Start of Supplied entries

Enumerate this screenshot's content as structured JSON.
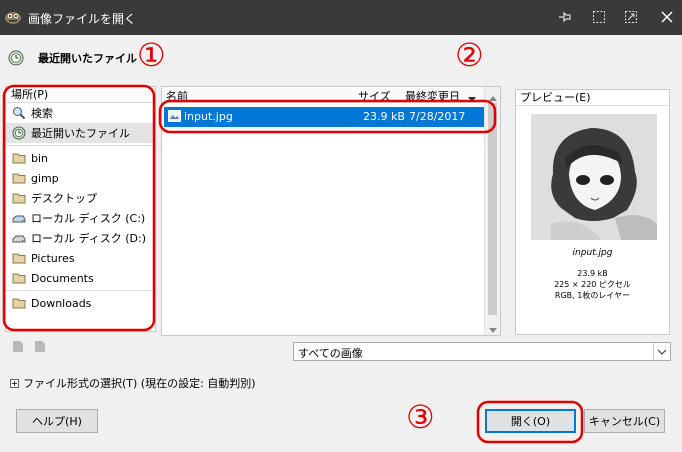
{
  "window": {
    "title": "画像ファイルを開く",
    "pin_icon": "pin-icon",
    "restore_icon": "restore-icon",
    "maximize_icon": "maximize-icon",
    "close_icon": "close-icon"
  },
  "location": {
    "label": "最近開いたファイル",
    "icon": "recent-icon"
  },
  "places": {
    "header": "場所(P)",
    "items": [
      {
        "label": "検索",
        "icon": "search-icon"
      },
      {
        "label": "最近開いたファイル",
        "icon": "recent-icon"
      },
      {
        "label": "bin",
        "icon": "folder-icon"
      },
      {
        "label": "gimp",
        "icon": "folder-icon"
      },
      {
        "label": "デスクトップ",
        "icon": "folder-icon"
      },
      {
        "label": "ローカル ディスク (C:)",
        "icon": "drive-icon"
      },
      {
        "label": "ローカル ディスク (D:)",
        "icon": "drive-icon"
      },
      {
        "label": "Pictures",
        "icon": "folder-icon"
      },
      {
        "label": "Documents",
        "icon": "folder-icon"
      },
      {
        "label": "Downloads",
        "icon": "folder-icon"
      }
    ]
  },
  "files": {
    "columns": {
      "name": "名前",
      "size": "サイズ",
      "modified": "最終変更日"
    },
    "rows": [
      {
        "name": "input.jpg",
        "size": "23.9 kB",
        "modified": "7/28/2017"
      }
    ]
  },
  "preview": {
    "header": "プレビュー(E)",
    "filename": "input.jpg",
    "size": "23.9 kB",
    "dimensions": "225 × 220 ピクセル",
    "mode": "RGB, 1枚のレイヤー"
  },
  "filter": {
    "value": "すべての画像"
  },
  "filetype": {
    "label": "ファイル形式の選択(T) (現在の設定: 自動判別)"
  },
  "buttons": {
    "help": "ヘルプ(H)",
    "open": "開く(O)",
    "cancel": "キャンセル(C)"
  },
  "annotations": {
    "one": "①",
    "two": "②",
    "three": "③"
  },
  "colors": {
    "titlebar": "#3a3a3a",
    "selection": "#0078d7",
    "annotation": "#e00000"
  }
}
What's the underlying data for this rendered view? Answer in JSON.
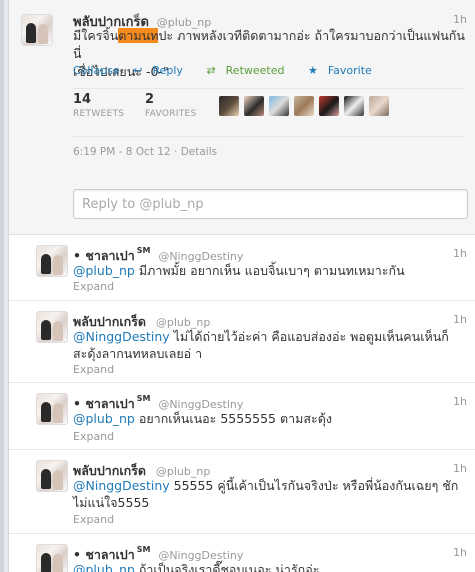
{
  "main_tweet": {
    "name": "พลับปากเกร็ด",
    "handle": "@plub_np",
    "time": "1h",
    "text_before": "มีใครจิ้น",
    "text_highlight": "ตามนท",
    "text_after": "ปะ ภาพหลังเวทีติดตามากอ่ะ ถ้าใครมาบอกว่าเป็นแฟนกันนี่",
    "text_line2": "เชื่อไปเลยนะ -0-\"",
    "actions": {
      "collapse": "Collapse",
      "reply": "Reply",
      "retweeted": "Retweeted",
      "favorite": "Favorite"
    },
    "retweets_count": "14",
    "retweets_label": "RETWEETS",
    "favorites_count": "2",
    "favorites_label": "FAVORITES",
    "timestamp": "6:19 PM - 8 Oct 12",
    "details": "Details",
    "reply_placeholder": "Reply to @plub_np"
  },
  "icons": {
    "reply": "reply-arrow-icon",
    "retweet": "retweet-icon",
    "favorite": "star-icon"
  },
  "replies": [
    {
      "name": "• ชาลาเปา",
      "sm": "SM",
      "handle": "@NinggDestiny",
      "time": "1h",
      "mention": "@plub_np",
      "text": " มีภาพมั้ย อยากเห็น แอบจิ้นเบาๆ ตามนทเหมาะกัน",
      "expand": "Expand"
    },
    {
      "name": "พลับปากเกร็ด",
      "sm": "",
      "handle": "@plub_np",
      "time": "1h",
      "mention": "@NinggDestiny",
      "text": " ไม่ได้ถ่ายไว้อ่ะค่า คือแอบส่องอ่ะ พอตูมเห็นคนเห็นก็สะดุ้งลากนทหลบเลยอ่ า",
      "expand": "Expand"
    },
    {
      "name": "• ชาลาเปา",
      "sm": "SM",
      "handle": "@NinggDestiny",
      "time": "1h",
      "mention": "@plub_np",
      "text": " อยากเห็นเนอะ 5555555 ตามสะดุ้ง",
      "expand": "Expand"
    },
    {
      "name": "พลับปากเกร็ด",
      "sm": "",
      "handle": "@plub_np",
      "time": "1h",
      "mention": "@NinggDestiny",
      "text": " 55555 คู่นี้เค้าเป็นไรกันจริงป่ะ หรือพี่น้องกันเฉยๆ ชักไม่แน่ใจ5555",
      "expand": "Expand"
    },
    {
      "name": "• ชาลาเปา",
      "sm": "SM",
      "handle": "@NinggDestiny",
      "time": "1h",
      "mention": "@plub_np",
      "text": " ถ้าเป็นจริงเราดี๊ชอบเนอะ น่ารักอ่ะ",
      "expand": ""
    }
  ],
  "colors": {
    "link": "#1f7ab8",
    "retweeted": "#5a9e3a",
    "highlight": "#f58a1f",
    "muted": "#999999"
  }
}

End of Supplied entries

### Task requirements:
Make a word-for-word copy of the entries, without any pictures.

### Response to the task:
Enumerate this screenshot's content as structured JSON.
{
  "window": {
    "title": "画像ファイルを開く",
    "pin_icon": "pin-icon",
    "restore_icon": "restore-icon",
    "maximize_icon": "maximize-icon",
    "close_icon": "close-icon"
  },
  "location": {
    "label": "最近開いたファイル",
    "icon": "recent-icon"
  },
  "places": {
    "header": "場所(P)",
    "items": [
      {
        "label": "検索",
        "icon": "search-icon"
      },
      {
        "label": "最近開いたファイル",
        "icon": "recent-icon"
      },
      {
        "label": "bin",
        "icon": "folder-icon"
      },
      {
        "label": "gimp",
        "icon": "folder-icon"
      },
      {
        "label": "デスクトップ",
        "icon": "folder-icon"
      },
      {
        "label": "ローカル ディスク (C:)",
        "icon": "drive-icon"
      },
      {
        "label": "ローカル ディスク (D:)",
        "icon": "drive-icon"
      },
      {
        "label": "Pictures",
        "icon": "folder-icon"
      },
      {
        "label": "Documents",
        "icon": "folder-icon"
      },
      {
        "label": "Downloads",
        "icon": "folder-icon"
      }
    ]
  },
  "files": {
    "columns": {
      "name": "名前",
      "size": "サイズ",
      "modified": "最終変更日"
    },
    "rows": [
      {
        "name": "input.jpg",
        "size": "23.9 kB",
        "modified": "7/28/2017"
      }
    ]
  },
  "preview": {
    "header": "プレビュー(E)",
    "filename": "input.jpg",
    "size": "23.9 kB",
    "dimensions": "225 × 220 ピクセル",
    "mode": "RGB, 1枚のレイヤー"
  },
  "filter": {
    "value": "すべての画像"
  },
  "filetype": {
    "label": "ファイル形式の選択(T) (現在の設定: 自動判別)"
  },
  "buttons": {
    "help": "ヘルプ(H)",
    "open": "開く(O)",
    "cancel": "キャンセル(C)"
  },
  "annotations": {
    "one": "①",
    "two": "②",
    "three": "③"
  },
  "colors": {
    "titlebar": "#3a3a3a",
    "selection": "#0078d7",
    "annotation": "#e00000"
  }
}
What's the underlying data for this rendered view? Answer in JSON.
{
  "main_tweet": {
    "name": "พลับปากเกร็ด",
    "handle": "@plub_np",
    "time": "1h",
    "text_before": "มีใครจิ้น",
    "text_highlight": "ตามนท",
    "text_after": "ปะ ภาพหลังเวทีติดตามากอ่ะ ถ้าใครมาบอกว่าเป็นแฟนกันนี่",
    "text_line2": "เชื่อไปเลยนะ -0-\"",
    "actions": {
      "collapse": "Collapse",
      "reply": "Reply",
      "retweeted": "Retweeted",
      "favorite": "Favorite"
    },
    "retweets_count": "14",
    "retweets_label": "RETWEETS",
    "favorites_count": "2",
    "favorites_label": "FAVORITES",
    "timestamp": "6:19 PM - 8 Oct 12",
    "details": "Details",
    "reply_placeholder": "Reply to @plub_np"
  },
  "icons": {
    "reply": "reply-arrow-icon",
    "retweet": "retweet-icon",
    "favorite": "star-icon"
  },
  "replies": [
    {
      "name": "• ชาลาเปา",
      "sm": "SM",
      "handle": "@NinggDestiny",
      "time": "1h",
      "mention": "@plub_np",
      "text": " มีภาพมั้ย อยากเห็น แอบจิ้นเบาๆ ตามนทเหมาะกัน",
      "expand": "Expand"
    },
    {
      "name": "พลับปากเกร็ด",
      "sm": "",
      "handle": "@plub_np",
      "time": "1h",
      "mention": "@NinggDestiny",
      "text": " ไม่ได้ถ่ายไว้อ่ะค่า คือแอบส่องอ่ะ พอตูมเห็นคนเห็นก็สะดุ้งลากนทหลบเลยอ่ า",
      "expand": "Expand"
    },
    {
      "name": "• ชาลาเปา",
      "sm": "SM",
      "handle": "@NinggDestiny",
      "time": "1h",
      "mention": "@plub_np",
      "text": " อยากเห็นเนอะ 5555555 ตามสะดุ้ง",
      "expand": "Expand"
    },
    {
      "name": "พลับปากเกร็ด",
      "sm": "",
      "handle": "@plub_np",
      "time": "1h",
      "mention": "@NinggDestiny",
      "text": " 55555 คู่นี้เค้าเป็นไรกันจริงป่ะ หรือพี่น้องกันเฉยๆ ชักไม่แน่ใจ5555",
      "expand": "Expand"
    },
    {
      "name": "• ชาลาเปา",
      "sm": "SM",
      "handle": "@NinggDestiny",
      "time": "1h",
      "mention": "@plub_np",
      "text": " ถ้าเป็นจริงเราดี๊ชอบเนอะ น่ารักอ่ะ",
      "expand": ""
    }
  ],
  "colors": {
    "link": "#1f7ab8",
    "retweeted": "#5a9e3a",
    "highlight": "#f58a1f",
    "muted": "#999999"
  }
}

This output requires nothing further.